It might look like a frozen wasteland, but beneath the inhospitable surface of Saturn’s satellite Enceladus, life could be thriving in warm underground seas.
NASA’s Cassini spacecraft has picked up the first evidence that chemical reactions are happening deep below the ice which could be creating an environment capable of supporting microbes a.k.a. life.
Liquid ocean exists miles below the surface on Enceladus, so to find out what is happening in the underground seas, scientists must rely on the plumes of spray which shoot up into space, through the cracks in the ice where they discovered hydrogen and carbon dioxide. In a report of their findings published in the journal Science, scientists said that the ‘only plausible’ source for the hydrogen was chemical reactions between warm water and rocks on the ocean floor. Crucially, if hydrogen is present, it can mix with carbon dioxide to form methane, which is consumed by microbes in the deep, dark seas of our own planet. However, the Cassini team has yet to find life on Enceladus.
“We haven’t discovered evidence of organism on Enceladus, but I’m encouraged by the geochemical data that could create this possibility,” said Chris Glein, Cassini INMS team associate at SwRI.
Experts said the discovery was ‘the last piece’ in the puzzle which proved that life was possible on Enceladus, a finding all the more remarkable because the small moon is 887 million miles away from the Sun!
Europa, one of the satellites of Jupiter, also shows a similar result, however, the Europa findings came from Hubble images of a plume found in 2014.
Thomas Zurburchen serves as associate administrator of the Science Mission Directorate at NASA headquarters in Washington. He said this research fulfills NASA exploration’s three key objectives:
“First, it helps us understand and improve life on earth. It also provides fundamental research to understand new processes.

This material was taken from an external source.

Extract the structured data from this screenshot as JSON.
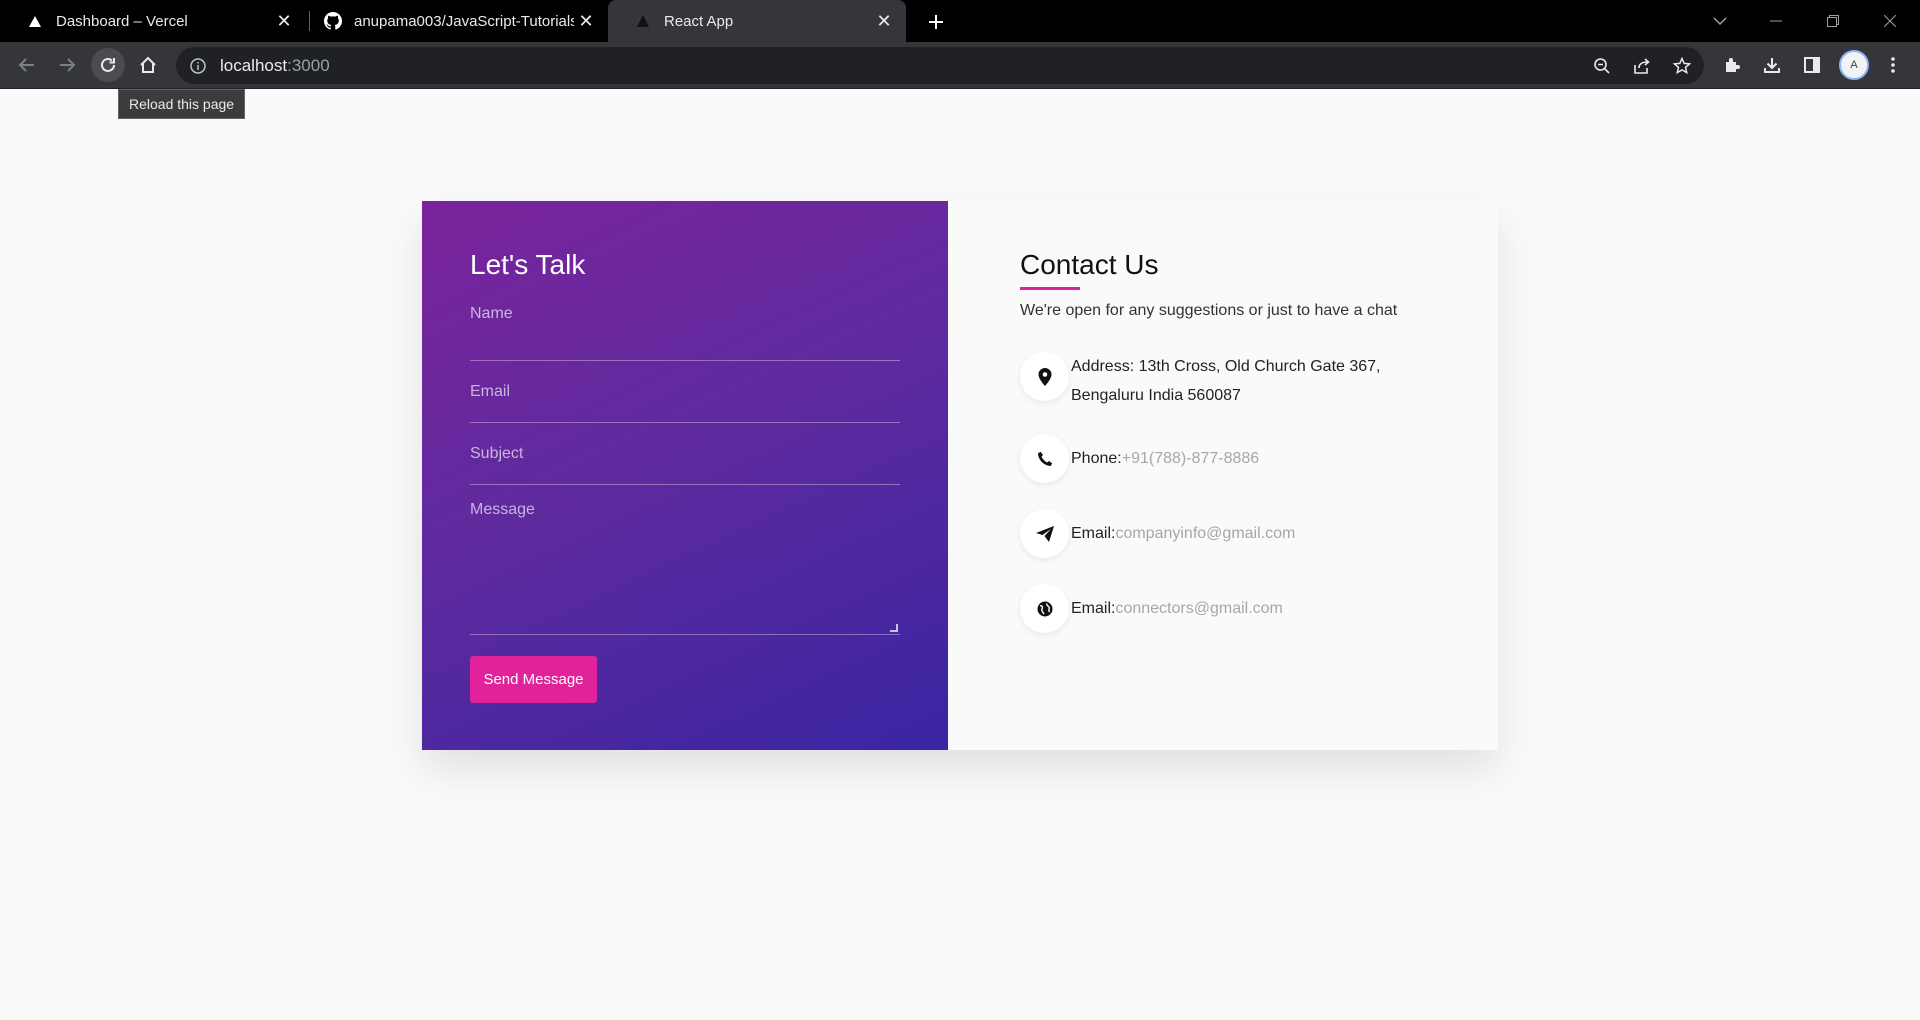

Thirdly, it helps answer the fundamental question that has filled the thinking of so many in the past — ‘is there life elsewhere?’”